In January, members of the community completed the second step of the Community Review process. This process called Strategic Doing walked the participants through a process of identifying what could, should and would be done on key themes throughout the community. It was many people’s first blush out this process and rendered some confusion about the outcomes.

In many people’s opinion, the process sometimes interferes with the ability to simply get things done. But good community development must utilize process to ensure a wider participation. Otherwise, a few people make decisions for the many.

Community Development in its purest sense is an ever-evolving process, evaluating want versus needs and needs versus ability. In many ways, it could be analogized to a building a puzzle. As a community grows, it’s constantly changing perceptions about the importance of particular attributes. Communities gauge their vibrancy and livability based on these overarching themes. At one time, it might have meant that you had a Woolworths or a Sears catalog store. In more contemporary times, is it Walmart or a particular branded cell store? I think you can see that things change.

But as we consider this puzzle, we must recognize that puzzle piece may have been placed in the right spot at the right time, things do change and at some point, that piece longer fits. In those cases, we are forced to remove that piece and replace it with one that fits today. Think about Blockbuster video. This once prominent business spoke to the trendiness of the community. But that trend passed-and the plethora of video rental stores transitioned to a red box, and ultimately a broadband connection to your home. Those children who laughed at the older generation’s 8-track tapes and cassettes, will receive the same treatment for their CD’s and MP3 players.

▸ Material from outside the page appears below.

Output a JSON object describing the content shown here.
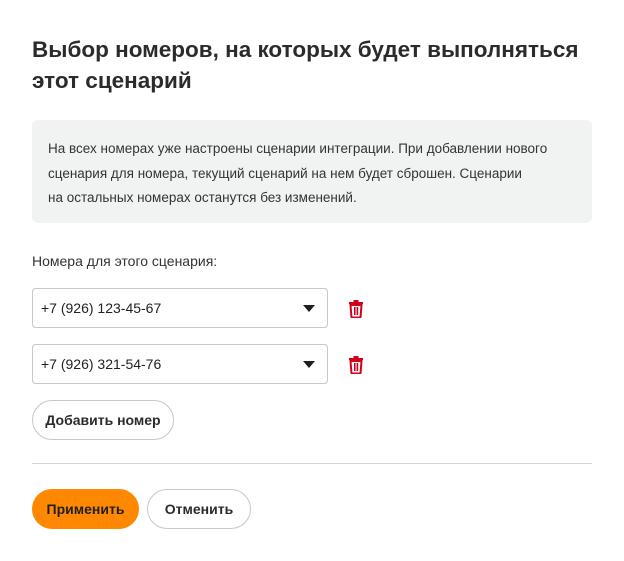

How often do you find yourself thinking, “What if we had …?” or “Wouldn’t it be nice if …?”. I would imagine do this as we visit other places, see other amenities or community features and reflect on how they would look or feel in our community. The Community Review process was designed to elicit this type of thinking. In November, over 300 people participated to identify our strengths and weaknesses, followed by the simple question “What would you like to see in Cody in the coming 5, 10 or 20 years?”  Believe me, that list was expansive. And it was as important as it was big.

I say this because everything – and I mean everything, starts with the conscious articulation of an idea. While often, that articulation draws skepticism or disbelief, or maybe even a few chuckles, it is the point at which all good things emerge. This happens simply because once the idea is stated, – put to paper and made public, it gives people the opportunity to consider it. And as things change, as we know they do, that idea can gain traction. It starts with an idea.

The Strategic Doing process enables communities two grab near-term ideas, rally the skills and talents of players, and set forth a tangible plan to accomplish it. In many ways, this action is driven by Intentionality. Now, there is a word you don’t hear often … but should. Most processes talk a lot about goals and objectives. But in most instances, what drives community progress is a deep-seated intention to get something done. Things happen when community advocates feel so strongly about an idea that they act as if it’s a reality. They move forward with plans and the implementation with no thought other than to succeed. Cody is full of amazing projects that happened through intention. Look at the Rec Center or the many great projects of the Museum or Hospital. None would have happened without great intention by those advocates. And that is driven by the belief in a positive future for community

In recent months, many of you have commented on the tone of articles by Forward Cody in Cody Living magazine. These articles spoke about the power of people and place. They have highlighted the amazing quality of life that we all enjoy. And they did so for a reason. We’ve had a tough year economically in Cody. With the loss of Cody Laboratories and now Certainteed, we have all lost something, be it a job or a customer, a neighbor, or a friend. These losses are a significant kick in the gut to our well-being as a community. And at times like this, it’s really easy to focus on the negative. I would offer to you that these are simply puzzle pieces that need changed, and that is hard to do when you are focused on the gloom and misery of the moment.

Some forty some years later, I still hear people say, “If we could just get Husky Oil back!”. While a novel thought, I think most recognize the impossibility of that wish. And so, while big changes like Husky or Marathon have a big impact on the community puzzle, you might look around observe that we’re still here. The puzzle piece has changed, the picture is different, and we probably know that it will change again. The key messages that we will have to scramble, adjust and adapt, but we will rise above it.

The confusion over the Strategic Doing process wasn’t a big surprise. It’s hard to enter a process like that without some expectation of a tangible deliverable. What I can assure you is that the deliverable is the incubation of ideas which will make our community better. Did we arrive at a definitive plan of how and when? Absolutely not. Nor was it the design. It will take the intention of the community to identify those pieces that are most critical and take steps to bring these to fruition.

The emphasis is on Community – not just the leaders. While our leadership is important in the process, there is nothing more important than active participation our citizenry. Margaret Mead said it best when she said, “Never doubt that a group of thoughtful, dedicated citizens can change the world, for it’s the only thing that ever has:”

It all starts here.